Provide only the number of lines in the records below that contain "value".
(Entries provided)
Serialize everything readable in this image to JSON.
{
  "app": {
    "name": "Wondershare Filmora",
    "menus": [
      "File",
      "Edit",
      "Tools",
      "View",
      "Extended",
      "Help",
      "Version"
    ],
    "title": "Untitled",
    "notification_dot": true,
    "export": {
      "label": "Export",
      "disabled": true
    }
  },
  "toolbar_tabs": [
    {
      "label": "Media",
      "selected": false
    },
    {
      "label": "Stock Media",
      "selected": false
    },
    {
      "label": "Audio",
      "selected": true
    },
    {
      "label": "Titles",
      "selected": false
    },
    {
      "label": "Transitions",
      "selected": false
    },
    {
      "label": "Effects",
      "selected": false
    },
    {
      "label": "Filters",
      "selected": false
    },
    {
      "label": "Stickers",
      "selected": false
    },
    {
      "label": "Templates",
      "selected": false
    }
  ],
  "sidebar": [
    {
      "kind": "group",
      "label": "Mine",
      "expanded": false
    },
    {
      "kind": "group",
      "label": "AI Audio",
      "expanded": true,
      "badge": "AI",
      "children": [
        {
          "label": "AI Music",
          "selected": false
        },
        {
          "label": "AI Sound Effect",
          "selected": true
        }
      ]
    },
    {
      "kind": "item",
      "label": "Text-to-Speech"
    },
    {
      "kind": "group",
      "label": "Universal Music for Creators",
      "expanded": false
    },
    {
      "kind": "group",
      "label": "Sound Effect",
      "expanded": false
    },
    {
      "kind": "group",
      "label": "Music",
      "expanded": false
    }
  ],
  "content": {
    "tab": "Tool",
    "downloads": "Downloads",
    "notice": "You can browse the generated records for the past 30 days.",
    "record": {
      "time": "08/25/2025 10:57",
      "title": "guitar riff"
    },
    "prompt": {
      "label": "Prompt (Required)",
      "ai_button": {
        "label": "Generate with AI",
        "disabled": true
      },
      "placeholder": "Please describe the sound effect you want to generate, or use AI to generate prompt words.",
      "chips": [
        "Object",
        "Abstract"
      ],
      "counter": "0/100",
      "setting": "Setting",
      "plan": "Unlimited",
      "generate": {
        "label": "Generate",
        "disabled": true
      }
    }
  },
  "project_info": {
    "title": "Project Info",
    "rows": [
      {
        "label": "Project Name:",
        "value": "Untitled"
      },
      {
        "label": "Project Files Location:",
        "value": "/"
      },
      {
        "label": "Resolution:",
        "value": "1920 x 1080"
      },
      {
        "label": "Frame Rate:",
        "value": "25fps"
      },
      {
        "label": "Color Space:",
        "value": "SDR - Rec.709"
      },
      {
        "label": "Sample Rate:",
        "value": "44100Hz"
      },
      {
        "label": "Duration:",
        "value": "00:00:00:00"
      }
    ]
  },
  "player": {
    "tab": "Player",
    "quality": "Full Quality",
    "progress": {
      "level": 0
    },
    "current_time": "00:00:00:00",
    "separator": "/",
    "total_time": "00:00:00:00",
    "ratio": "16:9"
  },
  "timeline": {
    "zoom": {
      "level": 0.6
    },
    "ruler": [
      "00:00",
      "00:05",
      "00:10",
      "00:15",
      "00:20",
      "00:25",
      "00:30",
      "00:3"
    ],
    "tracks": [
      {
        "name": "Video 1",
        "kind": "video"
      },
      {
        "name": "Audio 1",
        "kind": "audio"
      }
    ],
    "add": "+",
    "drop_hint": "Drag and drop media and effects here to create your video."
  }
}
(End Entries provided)
**Your solution**
7